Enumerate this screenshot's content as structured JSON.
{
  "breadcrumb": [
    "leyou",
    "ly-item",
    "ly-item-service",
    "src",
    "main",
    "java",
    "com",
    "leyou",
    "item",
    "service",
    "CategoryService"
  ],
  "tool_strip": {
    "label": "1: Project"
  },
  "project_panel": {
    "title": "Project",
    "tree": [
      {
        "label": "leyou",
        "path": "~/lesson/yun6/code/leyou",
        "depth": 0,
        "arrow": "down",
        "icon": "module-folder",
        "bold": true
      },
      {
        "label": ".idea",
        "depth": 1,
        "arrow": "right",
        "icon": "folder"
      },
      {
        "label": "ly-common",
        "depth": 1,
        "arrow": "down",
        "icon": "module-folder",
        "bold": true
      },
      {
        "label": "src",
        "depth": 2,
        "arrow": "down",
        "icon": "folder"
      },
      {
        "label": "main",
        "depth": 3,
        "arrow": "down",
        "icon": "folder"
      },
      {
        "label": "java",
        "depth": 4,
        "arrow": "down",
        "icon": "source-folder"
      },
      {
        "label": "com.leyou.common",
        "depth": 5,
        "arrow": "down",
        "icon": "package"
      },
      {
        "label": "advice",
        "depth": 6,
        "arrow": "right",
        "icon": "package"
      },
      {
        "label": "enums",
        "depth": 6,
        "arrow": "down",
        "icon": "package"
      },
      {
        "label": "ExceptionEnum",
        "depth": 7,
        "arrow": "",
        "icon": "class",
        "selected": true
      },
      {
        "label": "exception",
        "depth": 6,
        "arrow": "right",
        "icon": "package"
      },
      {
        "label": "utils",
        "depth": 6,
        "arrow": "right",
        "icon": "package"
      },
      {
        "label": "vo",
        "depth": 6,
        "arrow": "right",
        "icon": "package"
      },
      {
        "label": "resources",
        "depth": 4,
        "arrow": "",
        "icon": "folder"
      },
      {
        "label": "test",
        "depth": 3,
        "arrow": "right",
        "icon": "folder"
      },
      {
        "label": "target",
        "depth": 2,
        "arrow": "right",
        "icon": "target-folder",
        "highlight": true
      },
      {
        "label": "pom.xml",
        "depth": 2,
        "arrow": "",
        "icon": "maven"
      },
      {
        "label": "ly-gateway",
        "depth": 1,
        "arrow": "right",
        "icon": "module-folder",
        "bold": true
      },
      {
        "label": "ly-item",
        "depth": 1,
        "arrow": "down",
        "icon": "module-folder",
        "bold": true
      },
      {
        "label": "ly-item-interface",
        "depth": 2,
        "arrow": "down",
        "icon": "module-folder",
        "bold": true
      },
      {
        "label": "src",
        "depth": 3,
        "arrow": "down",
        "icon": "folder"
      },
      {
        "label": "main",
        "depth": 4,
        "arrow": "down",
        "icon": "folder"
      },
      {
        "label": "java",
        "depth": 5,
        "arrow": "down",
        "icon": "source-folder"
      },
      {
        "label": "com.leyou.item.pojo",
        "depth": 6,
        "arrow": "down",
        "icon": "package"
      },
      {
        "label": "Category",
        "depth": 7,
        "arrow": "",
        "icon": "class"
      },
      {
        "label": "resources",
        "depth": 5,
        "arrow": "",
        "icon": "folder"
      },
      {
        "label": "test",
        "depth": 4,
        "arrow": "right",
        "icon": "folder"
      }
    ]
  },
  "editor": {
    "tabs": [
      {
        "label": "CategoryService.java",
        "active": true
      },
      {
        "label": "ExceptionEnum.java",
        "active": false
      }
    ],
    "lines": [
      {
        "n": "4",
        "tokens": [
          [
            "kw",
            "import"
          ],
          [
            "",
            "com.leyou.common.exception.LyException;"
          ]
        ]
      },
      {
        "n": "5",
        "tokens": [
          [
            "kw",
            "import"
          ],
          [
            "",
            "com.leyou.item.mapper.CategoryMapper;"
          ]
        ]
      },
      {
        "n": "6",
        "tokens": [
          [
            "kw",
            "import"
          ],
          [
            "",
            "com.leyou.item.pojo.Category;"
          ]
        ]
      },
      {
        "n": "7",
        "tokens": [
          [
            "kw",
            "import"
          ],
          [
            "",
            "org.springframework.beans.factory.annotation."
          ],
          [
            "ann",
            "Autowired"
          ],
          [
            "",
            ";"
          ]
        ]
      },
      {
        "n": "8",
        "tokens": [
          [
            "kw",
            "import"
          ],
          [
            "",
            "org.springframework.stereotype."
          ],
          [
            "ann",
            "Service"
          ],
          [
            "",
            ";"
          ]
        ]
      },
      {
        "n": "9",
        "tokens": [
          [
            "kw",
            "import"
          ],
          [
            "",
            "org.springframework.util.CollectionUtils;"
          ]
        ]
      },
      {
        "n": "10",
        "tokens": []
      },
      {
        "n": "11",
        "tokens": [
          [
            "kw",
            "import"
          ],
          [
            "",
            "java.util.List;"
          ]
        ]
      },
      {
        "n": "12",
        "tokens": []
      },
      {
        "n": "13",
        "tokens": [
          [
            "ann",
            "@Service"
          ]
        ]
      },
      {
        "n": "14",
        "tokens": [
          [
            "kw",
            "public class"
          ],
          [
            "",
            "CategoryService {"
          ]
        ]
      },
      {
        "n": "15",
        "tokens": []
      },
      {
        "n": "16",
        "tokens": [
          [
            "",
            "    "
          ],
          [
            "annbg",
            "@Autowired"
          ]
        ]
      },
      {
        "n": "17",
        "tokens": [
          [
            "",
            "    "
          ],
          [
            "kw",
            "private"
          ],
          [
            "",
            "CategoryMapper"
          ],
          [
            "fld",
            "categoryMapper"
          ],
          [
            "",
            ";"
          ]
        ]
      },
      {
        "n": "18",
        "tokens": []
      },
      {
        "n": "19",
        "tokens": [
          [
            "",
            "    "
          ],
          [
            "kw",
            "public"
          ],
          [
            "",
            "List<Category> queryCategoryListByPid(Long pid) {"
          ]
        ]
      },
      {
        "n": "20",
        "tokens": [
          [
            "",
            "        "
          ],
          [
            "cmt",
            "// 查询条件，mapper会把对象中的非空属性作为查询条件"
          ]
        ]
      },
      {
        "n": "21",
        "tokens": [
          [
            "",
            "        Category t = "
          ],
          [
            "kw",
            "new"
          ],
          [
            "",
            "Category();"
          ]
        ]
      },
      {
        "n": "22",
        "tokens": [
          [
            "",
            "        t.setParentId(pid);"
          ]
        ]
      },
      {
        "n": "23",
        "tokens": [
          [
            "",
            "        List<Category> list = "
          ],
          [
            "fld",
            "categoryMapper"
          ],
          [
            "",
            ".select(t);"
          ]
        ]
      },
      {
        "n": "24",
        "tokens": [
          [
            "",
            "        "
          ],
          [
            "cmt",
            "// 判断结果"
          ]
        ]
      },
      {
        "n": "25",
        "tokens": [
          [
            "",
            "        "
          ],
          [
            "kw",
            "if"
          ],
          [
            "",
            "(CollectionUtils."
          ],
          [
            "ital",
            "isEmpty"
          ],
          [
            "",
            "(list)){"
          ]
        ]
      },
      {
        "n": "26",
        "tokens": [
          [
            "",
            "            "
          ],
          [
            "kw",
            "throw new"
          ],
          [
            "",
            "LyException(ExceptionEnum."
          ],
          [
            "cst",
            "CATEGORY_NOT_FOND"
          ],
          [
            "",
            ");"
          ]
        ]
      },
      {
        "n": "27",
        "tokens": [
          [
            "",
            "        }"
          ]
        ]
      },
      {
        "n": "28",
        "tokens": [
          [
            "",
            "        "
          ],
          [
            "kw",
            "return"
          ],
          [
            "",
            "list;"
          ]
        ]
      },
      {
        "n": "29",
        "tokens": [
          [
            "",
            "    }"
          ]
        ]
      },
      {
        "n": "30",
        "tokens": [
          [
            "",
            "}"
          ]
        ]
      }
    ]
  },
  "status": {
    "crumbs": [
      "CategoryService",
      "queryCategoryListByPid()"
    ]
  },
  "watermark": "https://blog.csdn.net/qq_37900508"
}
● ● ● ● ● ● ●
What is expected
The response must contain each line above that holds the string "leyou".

Task response
    "leyou",
    "leyou",
        "label": "leyou",
        "path": "~/lesson/yun6/code/leyou",
        "label": "com.leyou.common",
        "label": "com.leyou.item.pojo",
            "com.leyou.common.exception.LyException;"
            "com.leyou.item.mapper.CategoryMapper;"
            "com.leyou.item.pojo.Category;"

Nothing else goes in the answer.